▶ _The data_

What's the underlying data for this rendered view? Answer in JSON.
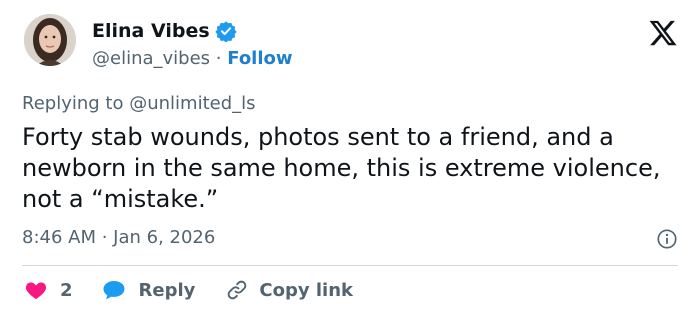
{
  "author": {
    "display_name": "Elina Vibes",
    "handle": "@elina_vibes",
    "separator": "·",
    "follow_label": "Follow",
    "verified": true
  },
  "reply_prefix": "Replying to",
  "reply_to": "@unlimited_ls",
  "tweet_text": "Forty stab wounds, photos sent to a friend, and a newborn in the same home, this is extreme violence, not a “mistake.”",
  "timestamp": "8:46 AM · Jan 6, 2026",
  "actions": {
    "like_count": "2",
    "reply_label": "Reply",
    "copy_link_label": "Copy link"
  },
  "colors": {
    "accent": "#1d9bf0",
    "follow": "#1d7fce",
    "like": "#f91880",
    "secondary_text": "#536471"
  },
  "icons": [
    "x-logo-icon",
    "verified-badge-icon",
    "info-icon",
    "heart-icon",
    "reply-bubble-icon",
    "link-icon"
  ]
}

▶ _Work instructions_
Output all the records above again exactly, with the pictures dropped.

▶ _Finished task_
What's the underlying data for this rendered view? Answer in JSON.
{
  "author": {
    "display_name": "Elina Vibes",
    "handle": "@elina_vibes",
    "separator": "·",
    "follow_label": "Follow",
    "verified": true
  },
  "reply_prefix": "Replying to",
  "reply_to": "@unlimited_ls",
  "tweet_text": "Forty stab wounds, photos sent to a friend, and a newborn in the same home, this is extreme violence, not a “mistake.”",
  "timestamp": "8:46 AM · Jan 6, 2026",
  "actions": {
    "like_count": "2",
    "reply_label": "Reply",
    "copy_link_label": "Copy link"
  },
  "colors": {
    "accent": "#1d9bf0",
    "follow": "#1d7fce",
    "like": "#f91880",
    "secondary_text": "#536471"
  },
  "icons": [
    "x-logo-icon",
    "verified-badge-icon",
    "info-icon",
    "heart-icon",
    "reply-bubble-icon",
    "link-icon"
  ]
}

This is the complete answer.